The most brilliant and creative people amongst us can also be the most troubled.

Founders & Mental Health

The entrepreneurial spirit is filled with fire to create and launch businesses; however, this spirit is also plagued with a silent but deadly issue called mental health. According to a study by Michael Freeman, entrepreneurs are 50% more likely to experience a mental health condition.

Founders are:
2x more likely to suffer from depression
2x more likely to have suicidal thoughts
3x more likely to suffer from substance abuse
10X more likely to suffer from bipolar disorder

These issues tug at founder performance and the needs of the business. Depression and anxiety can contribute to burnout, toxic culture, employee turnover, and death. The perfect goal is to cultivate positive work environments and strive to reduce founders’ mental and emotional suffering.
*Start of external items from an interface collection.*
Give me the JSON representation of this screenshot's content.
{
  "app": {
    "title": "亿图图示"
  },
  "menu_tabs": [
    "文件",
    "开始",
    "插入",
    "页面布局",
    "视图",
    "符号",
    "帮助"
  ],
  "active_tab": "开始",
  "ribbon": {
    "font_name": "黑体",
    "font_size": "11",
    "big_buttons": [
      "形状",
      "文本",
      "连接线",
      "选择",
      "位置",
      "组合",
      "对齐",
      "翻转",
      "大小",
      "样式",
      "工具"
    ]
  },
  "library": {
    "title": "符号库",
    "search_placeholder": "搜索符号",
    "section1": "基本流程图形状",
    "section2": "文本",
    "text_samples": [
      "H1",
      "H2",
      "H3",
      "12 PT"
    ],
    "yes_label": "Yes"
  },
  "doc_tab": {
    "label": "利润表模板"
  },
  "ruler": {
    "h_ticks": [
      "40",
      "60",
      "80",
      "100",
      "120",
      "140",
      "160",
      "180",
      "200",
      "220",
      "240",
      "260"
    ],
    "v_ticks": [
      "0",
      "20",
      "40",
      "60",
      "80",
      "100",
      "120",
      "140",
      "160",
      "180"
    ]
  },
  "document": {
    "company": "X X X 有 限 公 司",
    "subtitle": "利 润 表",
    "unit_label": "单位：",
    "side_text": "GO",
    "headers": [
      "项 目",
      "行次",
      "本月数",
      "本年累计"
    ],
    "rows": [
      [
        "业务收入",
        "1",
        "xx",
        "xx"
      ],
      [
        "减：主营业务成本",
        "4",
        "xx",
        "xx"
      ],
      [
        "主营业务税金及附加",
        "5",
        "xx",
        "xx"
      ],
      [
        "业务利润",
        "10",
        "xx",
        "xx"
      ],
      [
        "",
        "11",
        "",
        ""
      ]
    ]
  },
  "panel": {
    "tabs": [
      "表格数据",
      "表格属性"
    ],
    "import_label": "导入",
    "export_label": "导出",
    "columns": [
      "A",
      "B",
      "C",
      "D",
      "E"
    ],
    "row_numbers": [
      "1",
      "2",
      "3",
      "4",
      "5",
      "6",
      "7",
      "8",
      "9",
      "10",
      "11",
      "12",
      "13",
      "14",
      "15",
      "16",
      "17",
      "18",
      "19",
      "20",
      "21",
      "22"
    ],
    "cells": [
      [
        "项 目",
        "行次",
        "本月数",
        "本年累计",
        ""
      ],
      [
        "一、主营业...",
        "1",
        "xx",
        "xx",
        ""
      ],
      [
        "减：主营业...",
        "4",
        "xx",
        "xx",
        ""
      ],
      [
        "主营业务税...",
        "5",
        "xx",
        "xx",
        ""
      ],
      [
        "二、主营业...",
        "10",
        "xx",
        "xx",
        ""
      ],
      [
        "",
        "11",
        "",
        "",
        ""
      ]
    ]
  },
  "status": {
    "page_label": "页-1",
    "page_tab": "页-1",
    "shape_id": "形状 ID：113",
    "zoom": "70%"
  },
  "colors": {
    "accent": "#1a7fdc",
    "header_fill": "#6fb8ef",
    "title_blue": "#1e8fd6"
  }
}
This is the right thing to do both for the human side and the business side.


Why is this such a problem?

Society shows business owners as someone that has their shit together. They’re strong, they’re dedicated, they’re the perfect people who are killing it in life. But the real story is that startup life and owning a business is one of the toughest experiences someone can go through.
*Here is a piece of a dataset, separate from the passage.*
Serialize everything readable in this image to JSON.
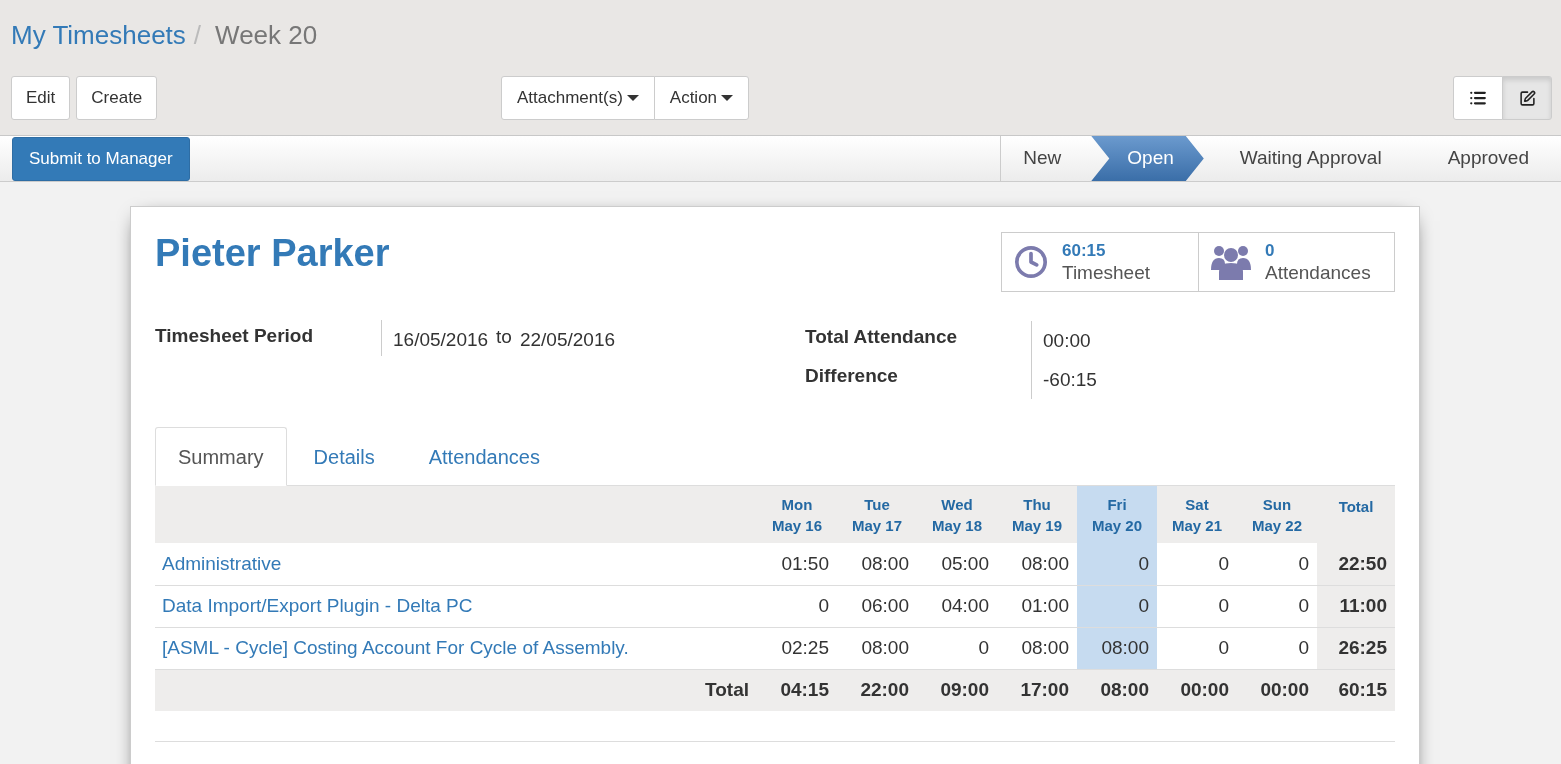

Many founders are not ready for the struggle or success, nor do they know how to healthily manage it. One of the main trials founders aren’t prepared for is the financial risk and impact. Often times, founders go to friends and family or take out loans to raise money, but the weight of financial risk can lead to higher suicide rates and substance abuse issues.


Key to Success

As a founder myself, I have had moderate to severe depression before seeking help and support. I believe the key to strong company success is to address the mental health issues of owning a business. We are constantly reviewing spreadsheets, looking at cash flow, and payroll analysis – even in our sleep. So, what can we do to help ourselves and other founders?

Investors, banks, company executives need to take mental health seriously and be able to talk about it openly. This should be communicated weekly, much as you would with a cash flow statement. We need to include a line item in the P&L for wellness and self-care. Many founders are financially strapped, and people easily forget this. Just because a company may have closed new business or raised new capital doesn’t mean founders have access to personal capital to seek help and support.

It is time to be diligent and learn the warning signs of depression and burnout. The founders who are drowning in their own anxiety and fear will not be waving their hands for help.



The key to all of this is to support one another. Take our heads out of our smartphones and take a walk with another founder to have connections. The ability to recognize and support these silent but deadly issues will allow us to have a more sustainable entrepreneurial foundation. Don’t forget to keep your employees in-mind, mental health can affect anyone. Remember, help is out there, and no matter what you are going through personally, someone else has been down the same road as you.

Here’s a self-assessment you can use to determine your level of depression:

The National Suicide Prevention Hotline is a great resource and always available: